- WORK REQUEST:
Each entry must be returned exactly. None may be omitted.

Element data from apps and pages
•••
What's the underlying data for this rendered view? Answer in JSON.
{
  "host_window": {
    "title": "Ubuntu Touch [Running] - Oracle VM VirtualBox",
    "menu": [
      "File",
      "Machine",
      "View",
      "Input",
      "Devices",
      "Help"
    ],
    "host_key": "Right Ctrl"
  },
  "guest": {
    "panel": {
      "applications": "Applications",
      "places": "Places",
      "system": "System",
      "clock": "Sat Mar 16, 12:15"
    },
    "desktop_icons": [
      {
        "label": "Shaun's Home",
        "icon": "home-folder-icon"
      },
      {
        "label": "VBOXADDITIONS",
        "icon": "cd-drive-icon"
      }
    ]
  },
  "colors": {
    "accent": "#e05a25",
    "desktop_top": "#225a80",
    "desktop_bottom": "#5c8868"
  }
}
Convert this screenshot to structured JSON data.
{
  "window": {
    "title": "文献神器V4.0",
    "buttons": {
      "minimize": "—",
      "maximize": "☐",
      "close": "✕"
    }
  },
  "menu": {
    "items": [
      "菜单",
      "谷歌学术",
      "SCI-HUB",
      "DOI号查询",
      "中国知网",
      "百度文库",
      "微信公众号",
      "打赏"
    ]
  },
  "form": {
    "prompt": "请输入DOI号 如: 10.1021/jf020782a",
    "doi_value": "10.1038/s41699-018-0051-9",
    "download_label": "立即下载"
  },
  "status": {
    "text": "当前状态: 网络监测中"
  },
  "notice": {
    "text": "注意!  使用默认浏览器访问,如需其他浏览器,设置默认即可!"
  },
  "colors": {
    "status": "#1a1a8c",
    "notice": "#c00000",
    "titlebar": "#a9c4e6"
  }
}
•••
- FINISHED TASK:
What's the underlying data for this rendered view? Answer in JSON.
{
  "host_window": {
    "title": "Ubuntu Touch [Running] - Oracle VM VirtualBox",
    "menu": [
      "File",
      "Machine",
      "View",
      "Input",
      "Devices",
      "Help"
    ],
    "host_key": "Right Ctrl"
  },
  "guest": {
    "panel": {
      "applications": "Applications",
      "places": "Places",
      "system": "System",
      "clock": "Sat Mar 16, 12:15"
    },
    "desktop_icons": [
      {
        "label": "Shaun's Home",
        "icon": "home-folder-icon"
      },
      {
        "label": "VBOXADDITIONS",
        "icon": "cd-drive-icon"
      }
    ]
  },
  "colors": {
    "accent": "#e05a25",
    "desktop_top": "#225a80",
    "desktop_bottom": "#5c8868"
  }
}
Convert this screenshot to structured JSON data.
{
  "window": {
    "title": "文献神器V4.0",
    "buttons": {
      "minimize": "—",
      "maximize": "☐",
      "close": "✕"
    }
  },
  "menu": {
    "items": [
      "菜单",
      "谷歌学术",
      "SCI-HUB",
      "DOI号查询",
      "中国知网",
      "百度文库",
      "微信公众号",
      "打赏"
    ]
  },
  "form": {
    "prompt": "请输入DOI号 如: 10.1021/jf020782a",
    "doi_value": "10.1038/s41699-018-0051-9",
    "download_label": "立即下载"
  },
  "status": {
    "text": "当前状态: 网络监测中"
  },
  "notice": {
    "text": "注意!  使用默认浏览器访问,如需其他浏览器,设置默认即可!"
  },
  "colors": {
    "status": "#1a1a8c",
    "notice": "#c00000",
    "titlebar": "#a9c4e6"
  }
}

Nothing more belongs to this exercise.